### Your objective
Pictures stay out of the answer, but every line of the material must be restated exactly.

Start of Records shown

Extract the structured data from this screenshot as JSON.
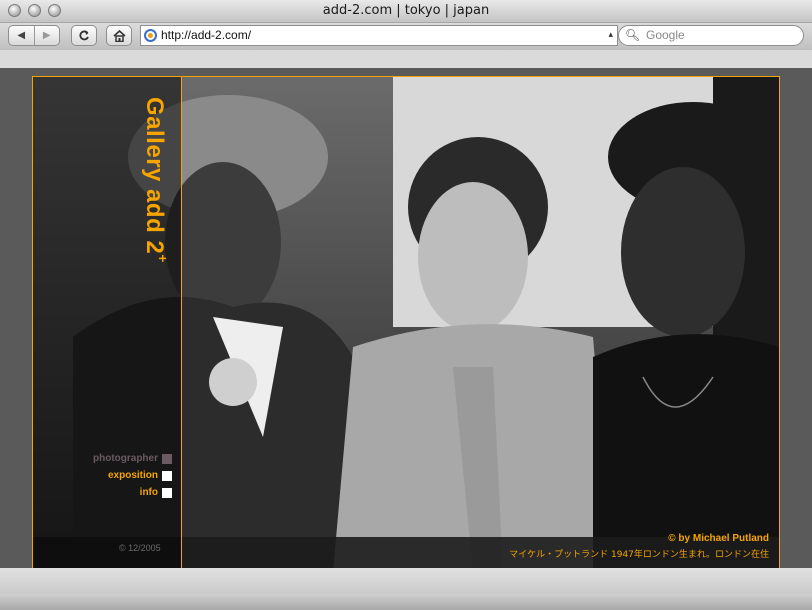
{
  "window": {
    "title": "add-2.com | tokyo | japan"
  },
  "toolbar": {
    "back_icon": "back-arrow-icon",
    "forward_icon": "forward-arrow-icon",
    "reload_icon": "reload-icon",
    "home_icon": "home-icon",
    "url": "http://add-2.com/",
    "search_placeholder": "Google"
  },
  "gallery": {
    "logo_main": "Gallery add 2",
    "logo_sup": "+",
    "menu": [
      {
        "label": "photographer",
        "color": "#6b5a62"
      },
      {
        "label": "exposition",
        "color": "#f5a400"
      },
      {
        "label": "info",
        "color": "#f5a400"
      }
    ],
    "copyright_left": "© 12/2005",
    "credit": "© by Michael Putland",
    "credit_jp": "マイケル・プットランド 1947年ロンドン生まれ。ロンドン在住"
  },
  "colors": {
    "accent": "#f5a400",
    "background": "#5a5a5a"
  }
}
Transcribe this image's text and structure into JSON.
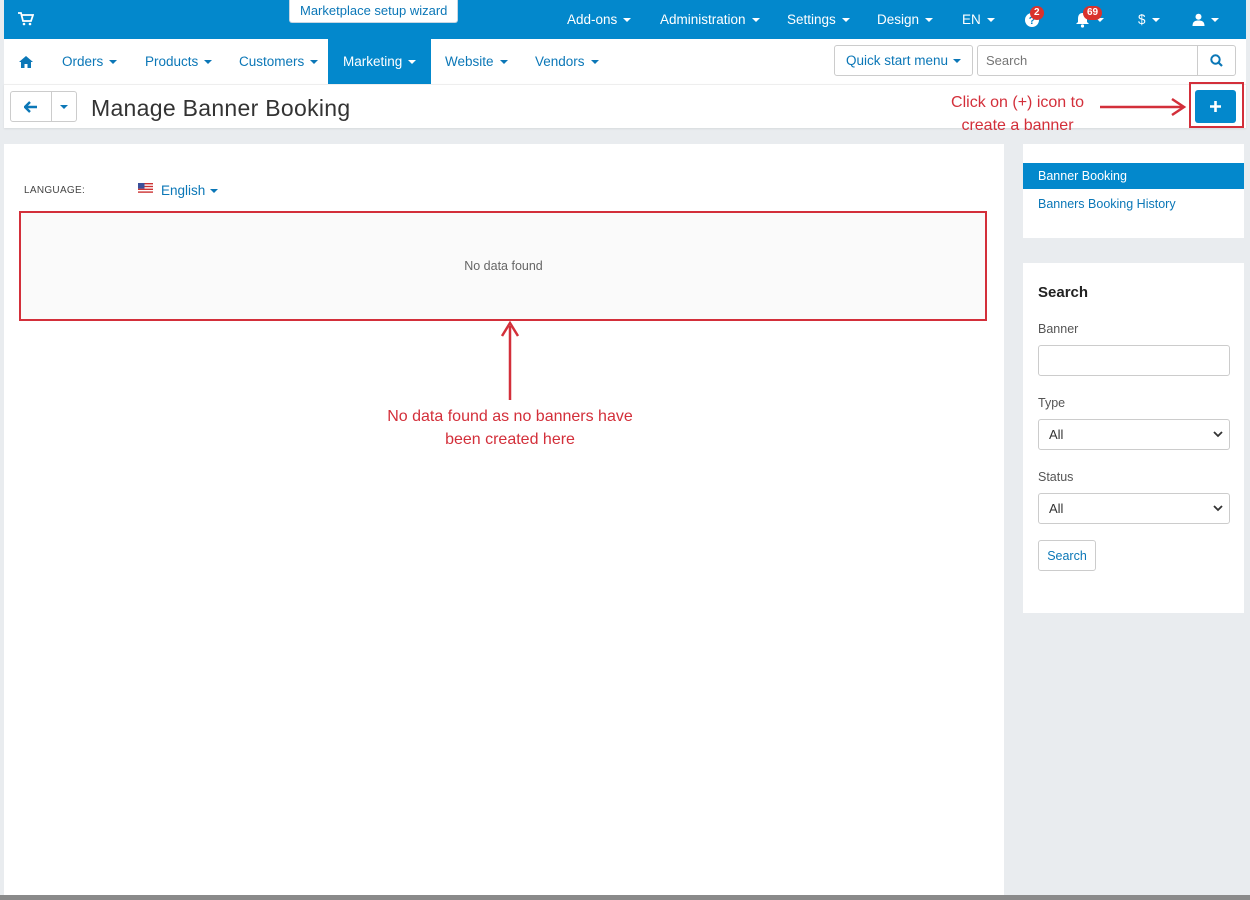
{
  "topbar": {
    "wizard_label": "Marketplace setup wizard",
    "menus": [
      "Add-ons",
      "Administration",
      "Settings",
      "Design",
      "EN"
    ],
    "help_badge": "2",
    "notifications_badge": "69",
    "currency": "$",
    "icons": [
      "cart-icon",
      "help-icon",
      "bell-icon",
      "user-icon"
    ]
  },
  "nav": {
    "items": [
      "Orders",
      "Products",
      "Customers",
      "Marketing",
      "Website",
      "Vendors"
    ],
    "active": "Marketing",
    "quick_start": "Quick start menu",
    "search_placeholder": "Search"
  },
  "page": {
    "title": "Manage Banner Booking"
  },
  "main": {
    "language_label": "LANGUAGE:",
    "language_value": "English",
    "empty_message": "No data found"
  },
  "sidebar": {
    "links": [
      "Banner Booking",
      "Banners Booking History"
    ],
    "active_link": "Banner Booking",
    "search": {
      "title": "Search",
      "banner_label": "Banner",
      "banner_value": "",
      "type_label": "Type",
      "type_value": "All",
      "status_label": "Status",
      "status_value": "All",
      "button_label": "Search"
    }
  },
  "annotations": {
    "add_hint_line1": "Click on (+) icon to",
    "add_hint_line2": "create a banner",
    "empty_hint_line1": "No data found as no banners have",
    "empty_hint_line2": "been created here"
  },
  "colors": {
    "primary": "#0388cc",
    "link": "#0b77b7",
    "badge": "#d9322c",
    "annotation": "#d32f3a"
  }
}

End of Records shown

### Solution
Extract the structured data from this screenshot as JSON.
{
  "window": {
    "title": "add-2.com | tokyo | japan"
  },
  "toolbar": {
    "back_icon": "back-arrow-icon",
    "forward_icon": "forward-arrow-icon",
    "reload_icon": "reload-icon",
    "home_icon": "home-icon",
    "url": "http://add-2.com/",
    "search_placeholder": "Google"
  },
  "gallery": {
    "logo_main": "Gallery add 2",
    "logo_sup": "+",
    "menu": [
      {
        "label": "photographer",
        "color": "#6b5a62"
      },
      {
        "label": "exposition",
        "color": "#f5a400"
      },
      {
        "label": "info",
        "color": "#f5a400"
      }
    ],
    "copyright_left": "© 12/2005",
    "credit": "© by Michael Putland",
    "credit_jp": "マイケル・プットランド 1947年ロンドン生まれ。ロンドン在住"
  },
  "colors": {
    "accent": "#f5a400",
    "background": "#5a5a5a"
  }
}
Transcribe this image's text and structure into JSON.
{
  "topbar": {
    "wizard_label": "Marketplace setup wizard",
    "menus": [
      "Add-ons",
      "Administration",
      "Settings",
      "Design",
      "EN"
    ],
    "help_badge": "2",
    "notifications_badge": "69",
    "currency": "$",
    "icons": [
      "cart-icon",
      "help-icon",
      "bell-icon",
      "user-icon"
    ]
  },
  "nav": {
    "items": [
      "Orders",
      "Products",
      "Customers",
      "Marketing",
      "Website",
      "Vendors"
    ],
    "active": "Marketing",
    "quick_start": "Quick start menu",
    "search_placeholder": "Search"
  },
  "page": {
    "title": "Manage Banner Booking"
  },
  "main": {
    "language_label": "LANGUAGE:",
    "language_value": "English",
    "empty_message": "No data found"
  },
  "sidebar": {
    "links": [
      "Banner Booking",
      "Banners Booking History"
    ],
    "active_link": "Banner Booking",
    "search": {
      "title": "Search",
      "banner_label": "Banner",
      "banner_value": "",
      "type_label": "Type",
      "type_value": "All",
      "status_label": "Status",
      "status_value": "All",
      "button_label": "Search"
    }
  },
  "annotations": {
    "add_hint_line1": "Click on (+) icon to",
    "add_hint_line2": "create a banner",
    "empty_hint_line1": "No data found as no banners have",
    "empty_hint_line2": "been created here"
  },
  "colors": {
    "primary": "#0388cc",
    "link": "#0b77b7",
    "badge": "#d9322c",
    "annotation": "#d32f3a"
  }
}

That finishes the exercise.